**PROBLEM TO WORK ON**: Lines holding the string "퇴직연금" are the ones to copy from this listing.

((

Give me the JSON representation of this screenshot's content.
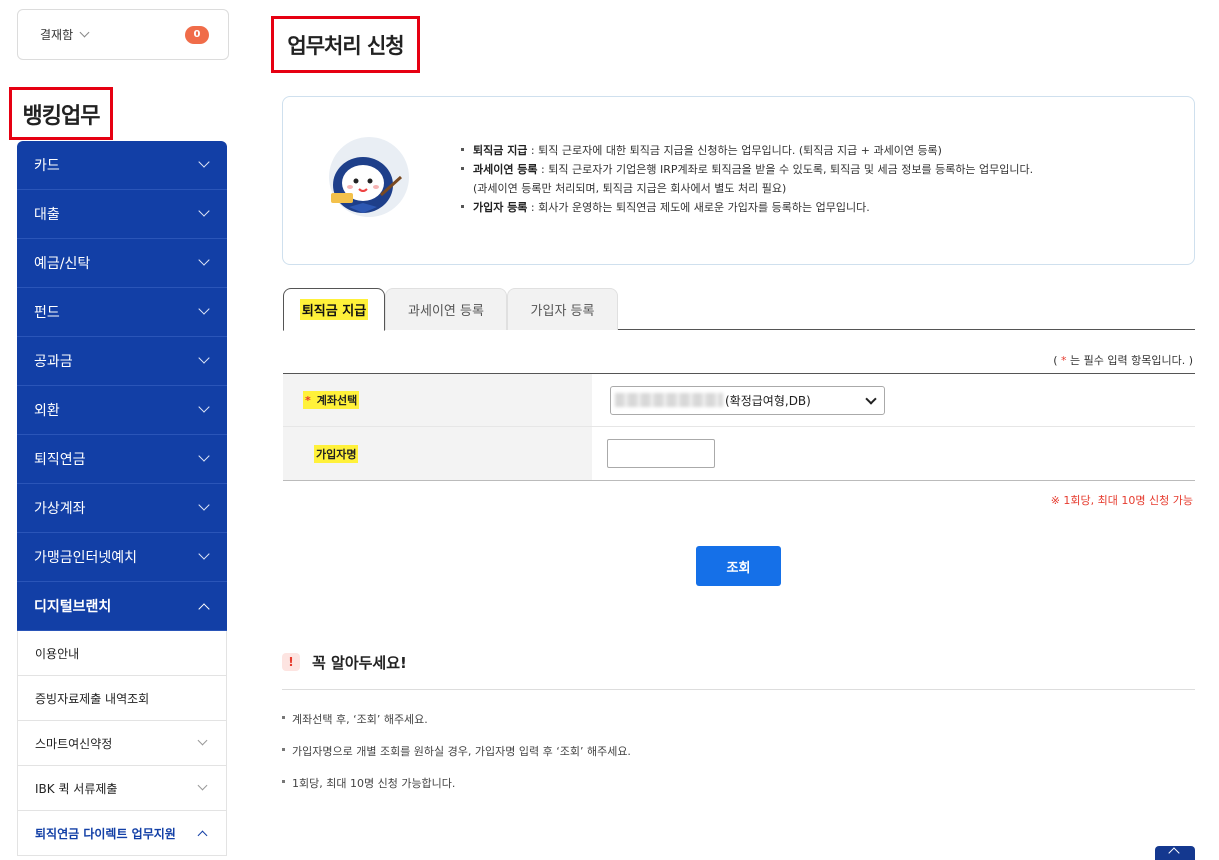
{
  "approval": {
    "label": "결재함",
    "count": "0"
  },
  "sidebar": {
    "title": "뱅킹업무",
    "items": [
      {
        "label": "카드"
      },
      {
        "label": "대출"
      },
      {
        "label": "예금/신탁"
      },
      {
        "label": "펀드"
      },
      {
        "label": "공과금"
      },
      {
        "label": "외환"
      },
      {
        "label": "퇴직연금"
      },
      {
        "label": "가상계좌"
      },
      {
        "label": "가맹금인터넷예치"
      },
      {
        "label": "디지털브랜치"
      }
    ],
    "subitems": [
      {
        "label": "이용안내"
      },
      {
        "label": "증빙자료제출 내역조회"
      },
      {
        "label": "스마트여신약정"
      },
      {
        "label": "IBK 퀵 서류제출"
      },
      {
        "label": "퇴직연금 다이렉트 업무지원"
      }
    ]
  },
  "page": {
    "title": "업무처리 신청"
  },
  "info": {
    "line1_bold": "퇴직금 지급",
    "line1_text": " : 퇴직 근로자에 대한 퇴직금 지급을 신청하는 업무입니다. (퇴직금 지급 + 과세이연 등록)",
    "line2_bold": "과세이연 등록",
    "line2_text": " : 퇴직 근로자가 기업은행 IRP계좌로 퇴직금을 받을 수 있도록, 퇴직금 및 세금 정보를 등록하는 업무입니다.",
    "line3_text": "(과세이연 등록만 처리되며, 퇴직금 지급은 회사에서 별도 처리 필요)",
    "line4_bold": "가입자 등록",
    "line4_text": " : 회사가 운영하는 퇴직연금 제도에 새로운 가입자를 등록하는 업무입니다."
  },
  "tabs": [
    {
      "label": "퇴직금 지급"
    },
    {
      "label": "과세이연 등록"
    },
    {
      "label": "가입자 등록"
    }
  ],
  "required_note": {
    "open": "( ",
    "star": "*",
    "text": " 는 필수 입력 항목입니다. )"
  },
  "form": {
    "account_star": "*",
    "account_label": "계좌선택",
    "account_value": "(확정급여형,DB)",
    "name_label": "가입자명",
    "name_value": ""
  },
  "limit_note": "※ 1회당, 최대 10명 신청 가능",
  "search_button": "조회",
  "notice": {
    "icon": "!",
    "title": "꼭 알아두세요!",
    "items": [
      "계좌선택 후, ‘조회’ 해주세요.",
      "가입자명으로 개별 조회를 원하실 경우, 가입자명 입력 후 ‘조회’ 해주세요.",
      "1회당, 최대 10명 신청 가능합니다."
    ]
  },
  "colors": {
    "nav": "#123fa6",
    "accent": "#1570e8",
    "highlight": "#fff13a",
    "alert": "#e63b2e",
    "badge": "#f06c49"
  }
}
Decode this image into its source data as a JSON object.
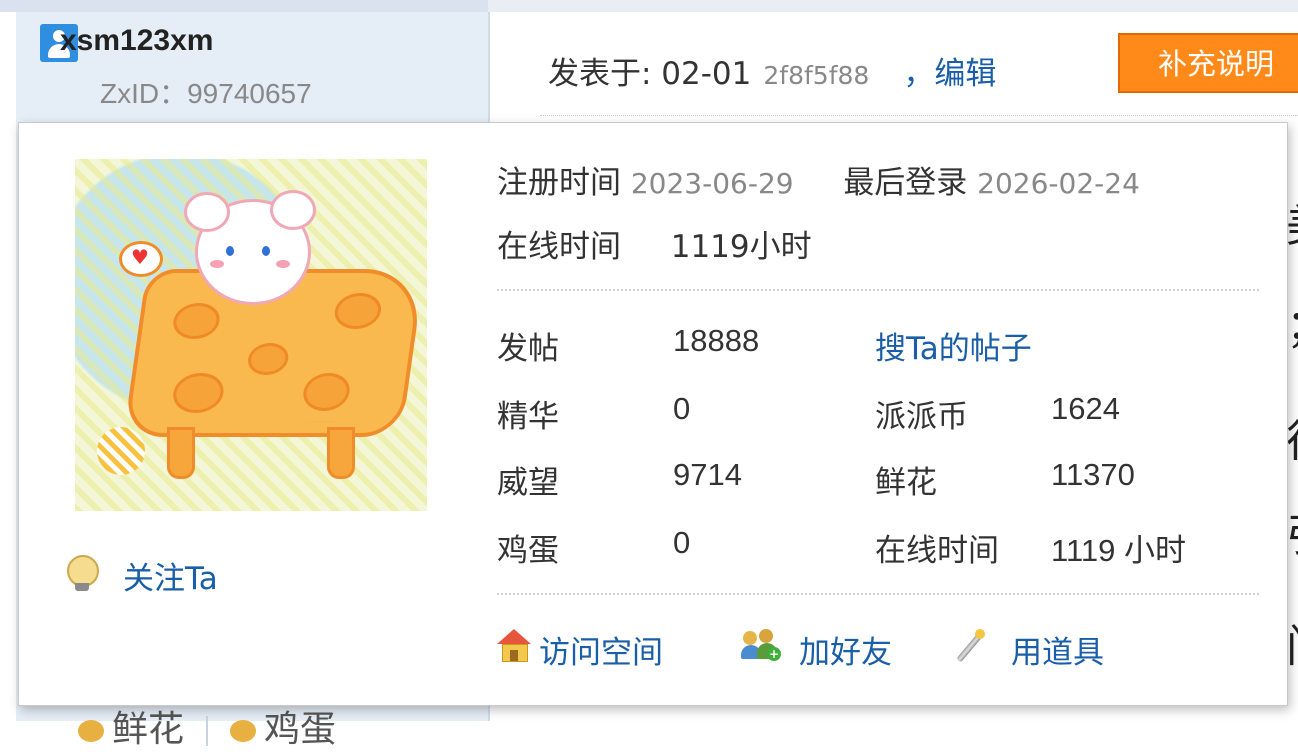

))

**SOLUTION TO THIS PROBLEM**:
        "label": "퇴직연금"
        "label": "퇴직연금 다이렉트 업무지원"
    "line4_text": " : 회사가 운영하는 퇴직연금 제도에 새로운 가입자를 등록하는 업무입니다."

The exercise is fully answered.